[App and web page records]
__________
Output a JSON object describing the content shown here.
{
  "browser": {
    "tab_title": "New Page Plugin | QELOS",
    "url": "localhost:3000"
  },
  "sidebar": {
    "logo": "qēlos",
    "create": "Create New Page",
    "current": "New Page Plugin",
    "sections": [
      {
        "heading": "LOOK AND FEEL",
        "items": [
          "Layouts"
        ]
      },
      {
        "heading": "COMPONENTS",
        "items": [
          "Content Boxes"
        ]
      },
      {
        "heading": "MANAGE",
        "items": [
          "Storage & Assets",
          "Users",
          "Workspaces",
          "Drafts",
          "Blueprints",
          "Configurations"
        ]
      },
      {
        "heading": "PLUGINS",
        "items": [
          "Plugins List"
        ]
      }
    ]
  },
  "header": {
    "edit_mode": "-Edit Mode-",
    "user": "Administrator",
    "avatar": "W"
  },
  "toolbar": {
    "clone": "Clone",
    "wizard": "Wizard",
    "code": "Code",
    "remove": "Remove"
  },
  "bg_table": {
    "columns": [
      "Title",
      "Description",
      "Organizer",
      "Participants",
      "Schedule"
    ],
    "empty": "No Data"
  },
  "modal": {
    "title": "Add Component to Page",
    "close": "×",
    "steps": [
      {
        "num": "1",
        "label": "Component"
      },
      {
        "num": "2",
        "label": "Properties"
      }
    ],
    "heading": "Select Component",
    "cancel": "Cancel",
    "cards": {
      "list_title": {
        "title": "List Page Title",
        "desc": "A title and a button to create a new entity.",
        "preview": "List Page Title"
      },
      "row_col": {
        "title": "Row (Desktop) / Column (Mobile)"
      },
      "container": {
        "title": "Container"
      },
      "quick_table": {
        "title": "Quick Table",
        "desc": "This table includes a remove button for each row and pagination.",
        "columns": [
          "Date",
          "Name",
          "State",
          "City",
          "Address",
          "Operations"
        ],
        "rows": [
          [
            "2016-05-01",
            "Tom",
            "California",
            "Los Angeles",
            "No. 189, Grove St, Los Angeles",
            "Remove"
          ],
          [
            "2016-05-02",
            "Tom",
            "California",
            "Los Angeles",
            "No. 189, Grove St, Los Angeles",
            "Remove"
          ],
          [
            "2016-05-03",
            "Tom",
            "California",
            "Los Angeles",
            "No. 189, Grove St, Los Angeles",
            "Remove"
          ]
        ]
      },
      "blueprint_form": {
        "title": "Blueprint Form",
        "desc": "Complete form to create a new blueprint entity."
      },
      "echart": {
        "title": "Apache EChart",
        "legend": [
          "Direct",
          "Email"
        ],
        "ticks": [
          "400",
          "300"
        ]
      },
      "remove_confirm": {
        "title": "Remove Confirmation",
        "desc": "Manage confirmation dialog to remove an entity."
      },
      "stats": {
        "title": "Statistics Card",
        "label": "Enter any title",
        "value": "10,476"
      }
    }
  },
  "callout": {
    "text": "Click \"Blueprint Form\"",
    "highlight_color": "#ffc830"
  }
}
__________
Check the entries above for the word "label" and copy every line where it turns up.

        "label": "Component"
        "label": "Properties"
        "label": "Enter any title",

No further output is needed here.